In some countries, smaller financial centres with a strong green focus such as Hamburg and San Francisco outperformed bigger centets such as Frankfurt and New York.
It was further pointed that the rankings are “liable to change” going forward in future editions, given that they are based on tightly clustered scores in the range of 322 to 437 points out of 1,000.
Nevertheless, the level of scores has suggested that “green finance can grow substantially in size and quality,” the authors behind the analysis stated. And, supportive policy measures and investor demand are seen as the main drivers of green finance.
Renewable Energy Investment, Green Bonds and Sustainable Infrastructure Finance were rated as “areas of high impact on sustainability and of high interest to respondents.” And, disinvestment from fossil fuels was rated as high impact on sustainability, but low interest to respondents, which suggested that there was “room for policy change.”
André Hoffman, President of MAVA Fondation pour la Nature, who are supporting the GGFI and efforts to contribute to the creation of “a more sustainable” global economic system, noted: “More specialized centers, such as Hamburg and San Francisco, and financial centers with strong policy frameworks around green finance, such as Paris, Luxembourg and the Chinese centers, have performed well in this first index. We hope more centers will follow where they are leading.”
Scope & Methodology
A total 1,790 ratings from 337 individual respondents were received from December 15, 2017 to February 5, 2018 in this first survey, from respondents that included banking and investment professionals in the green financing sector as well as NGOs.
Assessments of respondents’ home centers were excluded from the data in order to avoid home center bias and assessments were combined with 113 Instrumental factors to provide an overall rating for each center.
Such factors are quantitative measures provided by third parties including Corporate Knights, the Carbon Bonds Initiative, the World Health Organization, the United Nations Environment Programme Finance Initiative and the World Bank among others.
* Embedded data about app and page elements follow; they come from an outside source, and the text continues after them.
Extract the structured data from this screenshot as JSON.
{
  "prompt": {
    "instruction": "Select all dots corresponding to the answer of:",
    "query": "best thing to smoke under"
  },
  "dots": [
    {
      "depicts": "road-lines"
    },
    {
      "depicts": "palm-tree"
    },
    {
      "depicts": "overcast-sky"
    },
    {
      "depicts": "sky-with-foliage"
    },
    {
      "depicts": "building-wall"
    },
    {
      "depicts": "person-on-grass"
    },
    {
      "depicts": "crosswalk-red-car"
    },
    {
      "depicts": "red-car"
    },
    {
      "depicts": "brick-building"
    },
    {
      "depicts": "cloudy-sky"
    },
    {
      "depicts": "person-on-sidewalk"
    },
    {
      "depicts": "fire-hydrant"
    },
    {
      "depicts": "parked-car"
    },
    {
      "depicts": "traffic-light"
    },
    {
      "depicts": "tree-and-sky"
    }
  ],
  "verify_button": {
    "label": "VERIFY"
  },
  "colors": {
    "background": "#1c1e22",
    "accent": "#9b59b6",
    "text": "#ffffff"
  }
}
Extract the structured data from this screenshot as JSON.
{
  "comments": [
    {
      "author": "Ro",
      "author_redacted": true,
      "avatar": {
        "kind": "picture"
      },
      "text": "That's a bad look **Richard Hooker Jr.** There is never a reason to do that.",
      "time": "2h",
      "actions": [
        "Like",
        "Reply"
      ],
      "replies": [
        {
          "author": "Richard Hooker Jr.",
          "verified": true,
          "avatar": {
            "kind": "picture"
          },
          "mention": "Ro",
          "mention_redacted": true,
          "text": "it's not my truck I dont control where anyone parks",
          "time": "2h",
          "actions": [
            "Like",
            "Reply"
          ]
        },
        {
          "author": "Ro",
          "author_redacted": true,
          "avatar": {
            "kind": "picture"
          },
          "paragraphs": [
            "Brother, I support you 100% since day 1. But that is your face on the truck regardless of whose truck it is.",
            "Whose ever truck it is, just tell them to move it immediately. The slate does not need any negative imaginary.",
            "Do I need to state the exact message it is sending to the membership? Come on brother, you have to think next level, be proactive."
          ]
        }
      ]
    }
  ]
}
The authors of this report, Greg Ford, Mireille Martini, Simon Mills and Mike Wardle, received contributions with research modelling and ideas from Shevangee Gupta, Bikash Kharel, Nina Lazic, Benoît Lallemand, Michael Mainelli, Mark Yeandle and the rest of the Z/Yen and Finance Watch teams.
The full report, which runs to 56 pages and can be downloaded via this link, was authored by Greg Ford, Mireille Martini, Simon Mills and Mike Wardle. Contributions were received on research modelling and ides from Shevangee Gupta, Bikash Kharel, Nina Lazic, Benoît Lallemand, Michael Mainelli, Mark Yeandle and the rest of the Z/Yen and Finance Watch teams.